Israel, Greece and Cyprus to Explore Building Joint Gas Pipeline to Europe

Groups of specialists will be appointed to assess the pipeline idea, and plans are proceeding to create a subsea electricity cable to Europe, Netanyahu says.

Cypriot President Nicos Anastasiades and Prime Minister Benjamin Netanyahu review a military guard of honor in Cyprus on January 28, 2016.
AP

Israel, Greece and Cyprus will explore the possibility of building a natural gas pipeline to Europe, tapping huge gas reserves discovered in the eastern Mediterranean in recent years, leaders of the three countries said yesterday.

Groups of specialists will be appointed to assess the pipeline idea, and plans are proceeding to create an undersea  electricity cable to Europe, Prime Minister Benjamin Netanyahu told reporters in Nicosia.

“These are two practical things we are moving on,” Netanyahu said, flanked by Greek Prime Minister Alexis Tsipras and Cypriot President Nicos Anastasiades. “These are momentous goals and by working together we can advance them more effectively than we can separately,” Netanyahu added. Tsipras said Greece can act as a bridge for the transfer of east Mediterranean gas to the rest of the European Union. 

Beyond energy issues, the Greek prime minister, whose country has been the transit point for most of the recent wave of refugees reaching Europe from Syria, Afghanistan and elsewhere, said the leaders agreed that dealing with the largest migration of people since World War II means tackling the problem “at its root” — poverty and war. 

Anastasiades said that additional financial support and economic development in war-torn areas would help alleviate the migration crisis. “Our states share the same values as well as the conviction that in order to effectively counter multiple challenges confronting us on a local, regional and international level, we must work collectively,” Anastasiades said at a news conference.

The leaders said they would meet again in the second half of this year. 

Israel has reported some of the largest gas finds in the past decade and Cyprus confirmed a discovery in 2011, making both potential exporters.

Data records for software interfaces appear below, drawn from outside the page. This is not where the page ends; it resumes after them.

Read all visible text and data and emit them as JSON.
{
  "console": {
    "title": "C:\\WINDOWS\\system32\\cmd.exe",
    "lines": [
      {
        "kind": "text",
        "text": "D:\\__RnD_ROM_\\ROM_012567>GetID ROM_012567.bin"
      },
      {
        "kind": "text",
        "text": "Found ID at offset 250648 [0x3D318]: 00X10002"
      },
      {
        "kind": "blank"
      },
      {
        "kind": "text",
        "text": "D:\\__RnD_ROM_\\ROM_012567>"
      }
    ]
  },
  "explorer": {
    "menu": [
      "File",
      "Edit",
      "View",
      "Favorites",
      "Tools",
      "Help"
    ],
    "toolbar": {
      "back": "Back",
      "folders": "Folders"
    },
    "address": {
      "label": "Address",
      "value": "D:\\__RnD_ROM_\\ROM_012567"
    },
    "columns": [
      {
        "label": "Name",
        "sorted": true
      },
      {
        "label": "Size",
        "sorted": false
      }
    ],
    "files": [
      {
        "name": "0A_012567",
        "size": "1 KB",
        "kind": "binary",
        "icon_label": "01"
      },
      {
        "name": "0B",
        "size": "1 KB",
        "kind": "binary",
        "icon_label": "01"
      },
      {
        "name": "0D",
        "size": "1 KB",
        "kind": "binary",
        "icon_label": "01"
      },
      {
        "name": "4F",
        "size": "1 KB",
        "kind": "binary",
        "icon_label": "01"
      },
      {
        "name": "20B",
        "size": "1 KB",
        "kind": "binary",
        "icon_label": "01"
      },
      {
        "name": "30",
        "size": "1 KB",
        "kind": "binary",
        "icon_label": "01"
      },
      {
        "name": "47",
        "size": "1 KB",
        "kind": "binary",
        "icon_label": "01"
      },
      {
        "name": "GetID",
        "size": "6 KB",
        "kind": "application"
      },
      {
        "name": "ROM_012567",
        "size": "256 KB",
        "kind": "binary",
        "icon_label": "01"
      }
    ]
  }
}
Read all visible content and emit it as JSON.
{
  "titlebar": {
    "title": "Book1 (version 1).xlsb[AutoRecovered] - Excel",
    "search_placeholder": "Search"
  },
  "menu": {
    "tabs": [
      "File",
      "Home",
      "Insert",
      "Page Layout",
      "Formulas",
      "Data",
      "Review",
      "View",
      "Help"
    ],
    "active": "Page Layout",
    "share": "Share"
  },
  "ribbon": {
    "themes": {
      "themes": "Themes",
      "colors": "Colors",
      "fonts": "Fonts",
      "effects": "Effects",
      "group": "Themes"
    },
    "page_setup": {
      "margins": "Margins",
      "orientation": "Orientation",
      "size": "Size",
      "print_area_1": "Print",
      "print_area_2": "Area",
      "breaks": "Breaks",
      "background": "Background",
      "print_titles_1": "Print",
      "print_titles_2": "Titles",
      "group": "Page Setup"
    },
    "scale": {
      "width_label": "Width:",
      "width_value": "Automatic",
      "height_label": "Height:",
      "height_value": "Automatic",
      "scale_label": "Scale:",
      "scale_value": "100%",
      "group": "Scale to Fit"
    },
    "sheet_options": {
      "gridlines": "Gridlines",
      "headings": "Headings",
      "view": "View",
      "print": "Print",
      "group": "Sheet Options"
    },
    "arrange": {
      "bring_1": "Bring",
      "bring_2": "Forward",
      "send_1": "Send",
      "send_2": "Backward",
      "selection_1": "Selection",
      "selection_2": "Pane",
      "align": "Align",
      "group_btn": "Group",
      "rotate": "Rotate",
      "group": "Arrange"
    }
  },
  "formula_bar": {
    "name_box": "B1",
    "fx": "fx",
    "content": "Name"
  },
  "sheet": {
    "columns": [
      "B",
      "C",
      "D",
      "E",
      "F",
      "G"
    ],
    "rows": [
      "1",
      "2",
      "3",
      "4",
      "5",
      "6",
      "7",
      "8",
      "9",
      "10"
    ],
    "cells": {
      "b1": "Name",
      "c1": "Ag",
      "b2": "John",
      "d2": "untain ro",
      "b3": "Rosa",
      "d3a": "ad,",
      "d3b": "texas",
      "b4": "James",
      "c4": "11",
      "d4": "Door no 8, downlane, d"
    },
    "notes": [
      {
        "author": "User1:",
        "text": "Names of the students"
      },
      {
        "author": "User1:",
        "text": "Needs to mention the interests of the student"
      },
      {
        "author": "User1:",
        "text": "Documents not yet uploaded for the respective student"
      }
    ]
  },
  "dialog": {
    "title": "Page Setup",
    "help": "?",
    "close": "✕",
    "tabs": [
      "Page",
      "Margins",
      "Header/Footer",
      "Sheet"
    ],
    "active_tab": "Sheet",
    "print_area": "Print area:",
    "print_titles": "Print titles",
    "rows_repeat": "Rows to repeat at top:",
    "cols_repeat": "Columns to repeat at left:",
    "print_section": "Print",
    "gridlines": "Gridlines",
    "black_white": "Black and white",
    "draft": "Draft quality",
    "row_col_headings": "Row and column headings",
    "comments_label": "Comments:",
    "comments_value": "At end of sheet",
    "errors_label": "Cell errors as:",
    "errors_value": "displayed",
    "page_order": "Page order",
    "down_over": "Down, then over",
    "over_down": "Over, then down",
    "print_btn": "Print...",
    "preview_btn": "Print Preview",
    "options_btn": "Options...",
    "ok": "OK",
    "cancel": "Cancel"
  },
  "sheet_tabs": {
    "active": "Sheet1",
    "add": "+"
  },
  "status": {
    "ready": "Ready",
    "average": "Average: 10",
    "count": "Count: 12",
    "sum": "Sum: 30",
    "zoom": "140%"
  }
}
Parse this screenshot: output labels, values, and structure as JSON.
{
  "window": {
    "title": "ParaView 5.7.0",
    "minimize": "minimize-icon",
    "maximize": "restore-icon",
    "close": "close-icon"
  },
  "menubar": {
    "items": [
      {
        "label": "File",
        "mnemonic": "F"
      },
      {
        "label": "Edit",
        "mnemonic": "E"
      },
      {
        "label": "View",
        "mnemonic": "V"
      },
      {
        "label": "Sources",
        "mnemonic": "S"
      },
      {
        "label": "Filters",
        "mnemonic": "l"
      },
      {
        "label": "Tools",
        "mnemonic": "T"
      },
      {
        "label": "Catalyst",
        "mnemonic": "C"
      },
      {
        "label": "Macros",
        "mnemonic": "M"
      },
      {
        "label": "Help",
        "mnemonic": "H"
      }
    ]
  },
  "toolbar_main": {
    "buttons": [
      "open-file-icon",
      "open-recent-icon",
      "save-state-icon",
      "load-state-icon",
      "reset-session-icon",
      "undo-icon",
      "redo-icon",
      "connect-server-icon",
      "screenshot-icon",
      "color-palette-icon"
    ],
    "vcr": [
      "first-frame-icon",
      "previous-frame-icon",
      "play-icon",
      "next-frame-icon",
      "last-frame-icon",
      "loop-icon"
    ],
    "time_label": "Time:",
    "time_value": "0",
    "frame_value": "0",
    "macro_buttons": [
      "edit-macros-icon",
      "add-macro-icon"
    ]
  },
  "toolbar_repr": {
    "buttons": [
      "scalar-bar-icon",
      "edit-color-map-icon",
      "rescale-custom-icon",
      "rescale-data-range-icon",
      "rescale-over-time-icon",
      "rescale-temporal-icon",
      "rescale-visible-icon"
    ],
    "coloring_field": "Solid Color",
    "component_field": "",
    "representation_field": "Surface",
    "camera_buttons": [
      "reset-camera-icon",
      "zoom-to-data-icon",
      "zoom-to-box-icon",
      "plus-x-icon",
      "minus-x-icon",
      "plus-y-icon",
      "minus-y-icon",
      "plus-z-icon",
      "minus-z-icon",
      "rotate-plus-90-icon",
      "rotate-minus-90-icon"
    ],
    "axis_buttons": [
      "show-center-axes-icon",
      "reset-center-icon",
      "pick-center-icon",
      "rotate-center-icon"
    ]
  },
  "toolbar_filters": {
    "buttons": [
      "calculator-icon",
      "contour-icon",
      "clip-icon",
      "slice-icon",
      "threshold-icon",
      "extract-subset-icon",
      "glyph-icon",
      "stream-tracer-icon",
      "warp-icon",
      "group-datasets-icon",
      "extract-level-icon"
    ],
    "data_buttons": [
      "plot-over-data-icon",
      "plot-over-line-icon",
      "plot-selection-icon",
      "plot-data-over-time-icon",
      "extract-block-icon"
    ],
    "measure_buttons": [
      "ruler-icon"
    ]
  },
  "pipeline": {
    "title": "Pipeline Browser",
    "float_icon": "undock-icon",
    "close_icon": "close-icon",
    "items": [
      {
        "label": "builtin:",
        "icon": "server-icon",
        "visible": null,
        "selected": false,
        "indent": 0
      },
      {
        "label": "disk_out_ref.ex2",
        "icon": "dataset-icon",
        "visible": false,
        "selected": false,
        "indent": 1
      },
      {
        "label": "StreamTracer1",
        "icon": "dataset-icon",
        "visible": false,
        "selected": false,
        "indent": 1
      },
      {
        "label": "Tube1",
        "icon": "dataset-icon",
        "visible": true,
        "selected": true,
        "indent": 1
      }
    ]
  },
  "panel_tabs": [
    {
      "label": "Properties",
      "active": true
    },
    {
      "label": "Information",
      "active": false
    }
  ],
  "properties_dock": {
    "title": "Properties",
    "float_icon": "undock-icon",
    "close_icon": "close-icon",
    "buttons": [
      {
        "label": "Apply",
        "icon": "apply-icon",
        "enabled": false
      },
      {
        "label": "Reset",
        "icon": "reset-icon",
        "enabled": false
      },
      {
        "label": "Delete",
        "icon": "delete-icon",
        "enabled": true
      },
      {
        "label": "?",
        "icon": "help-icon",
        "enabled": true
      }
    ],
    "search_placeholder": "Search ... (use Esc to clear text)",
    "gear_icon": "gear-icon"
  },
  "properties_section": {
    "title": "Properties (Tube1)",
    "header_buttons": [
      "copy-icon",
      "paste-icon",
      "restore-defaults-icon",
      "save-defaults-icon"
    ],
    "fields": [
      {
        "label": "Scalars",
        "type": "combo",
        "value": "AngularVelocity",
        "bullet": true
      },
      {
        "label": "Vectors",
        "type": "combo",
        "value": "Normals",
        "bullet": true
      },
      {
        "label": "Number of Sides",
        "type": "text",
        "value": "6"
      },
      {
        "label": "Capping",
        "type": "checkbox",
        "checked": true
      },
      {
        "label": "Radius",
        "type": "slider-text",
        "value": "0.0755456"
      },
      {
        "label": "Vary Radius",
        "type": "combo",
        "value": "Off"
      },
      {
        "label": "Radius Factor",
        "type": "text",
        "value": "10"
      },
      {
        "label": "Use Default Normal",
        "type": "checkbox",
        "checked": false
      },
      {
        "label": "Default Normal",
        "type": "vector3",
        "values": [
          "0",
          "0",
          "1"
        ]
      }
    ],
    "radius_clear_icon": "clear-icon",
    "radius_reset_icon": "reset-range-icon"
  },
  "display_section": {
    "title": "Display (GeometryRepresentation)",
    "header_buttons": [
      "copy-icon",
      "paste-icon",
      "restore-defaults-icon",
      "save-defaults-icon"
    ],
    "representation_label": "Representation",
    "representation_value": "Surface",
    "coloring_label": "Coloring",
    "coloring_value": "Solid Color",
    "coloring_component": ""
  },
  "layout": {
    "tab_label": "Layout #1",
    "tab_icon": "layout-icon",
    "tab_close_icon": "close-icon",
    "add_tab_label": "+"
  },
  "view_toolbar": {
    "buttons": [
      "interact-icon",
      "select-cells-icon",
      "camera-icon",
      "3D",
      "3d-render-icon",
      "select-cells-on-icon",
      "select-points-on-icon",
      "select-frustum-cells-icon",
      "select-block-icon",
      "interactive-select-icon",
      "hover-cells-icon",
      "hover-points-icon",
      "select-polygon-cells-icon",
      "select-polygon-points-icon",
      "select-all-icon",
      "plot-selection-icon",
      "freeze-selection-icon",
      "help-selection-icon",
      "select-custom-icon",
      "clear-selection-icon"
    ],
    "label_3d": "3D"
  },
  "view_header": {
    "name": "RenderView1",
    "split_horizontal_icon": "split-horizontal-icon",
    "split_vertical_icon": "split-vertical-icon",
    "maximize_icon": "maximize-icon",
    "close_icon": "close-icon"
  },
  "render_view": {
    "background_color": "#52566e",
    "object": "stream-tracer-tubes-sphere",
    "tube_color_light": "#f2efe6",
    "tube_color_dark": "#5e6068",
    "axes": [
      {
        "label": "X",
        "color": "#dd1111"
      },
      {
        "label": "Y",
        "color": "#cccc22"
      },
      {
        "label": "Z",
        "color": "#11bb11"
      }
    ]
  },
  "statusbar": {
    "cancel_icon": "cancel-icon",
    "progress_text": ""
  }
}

Energy Minister Yuval Steinitz has said experts estimate there are between 10,000 billion cubic meters to 15,000 billion cubic meters of natural gas in the eastern Mediterranean basin, which includes Israel, Egypt and Cyprus — enough to supply domestic needs as well as Europe.

This month an Israeli exploration group announced it had discovered signs of another large natural gas field off Israel’s coast, building on the Tamar and Leviathan discoveries in 2009 and 2010. The group said a resource report showed there could be an estimated 8.9 trillion cubic feet of natural gas at the Daniel East and West fields. 

While some of Israel’s offshore gas will be for domestic use, the country is facing the challenge of finding a way to export what it doesn’t need, either via pipelines or liquid natural gas facilities, which could require deals with Egypt, Turkey and Cyprus.

Not all experts are convinced an undersea electricity cable to Europe is a genuine possibility. “It’s not feasible for commercial and political reasons,” said Michael Leigh, a former director-general in the European Commission and now a senior fellow at the German Marshall Fund of the United States, specializing in East Mediterranean gas. “It’s pie in the sky.”

In other developments in the energy sector, Environmental Protection Minister Avi Gabbay called on Israel’s natural gas producers, a group led by a cartel consisting of Houston-based Noble Energy and Israel’s Delek Group, to act to lower the price of their gas. He said he would call for an urgent cabinet discussion on the implications of the drop in global oil prices on the use of natural gas in Israel, adding that the drop in oil prices renders the use of natural gas by industry and in the transportation sector unfeasible. This could lead to a shift in the use of more polluting sources of energy such as fuel oil that in turn would endanger the health of the public, he added. 

Gabbay’s comments came the same week that a Phoenicia Flat Glass Industries plant  announced that was indeed seeking to switch from using natural gas to fuel oil due to the drop  in oil prices. 

With reporting by Avi Bar-Eli, Zafrir Rinat and Ora Coren.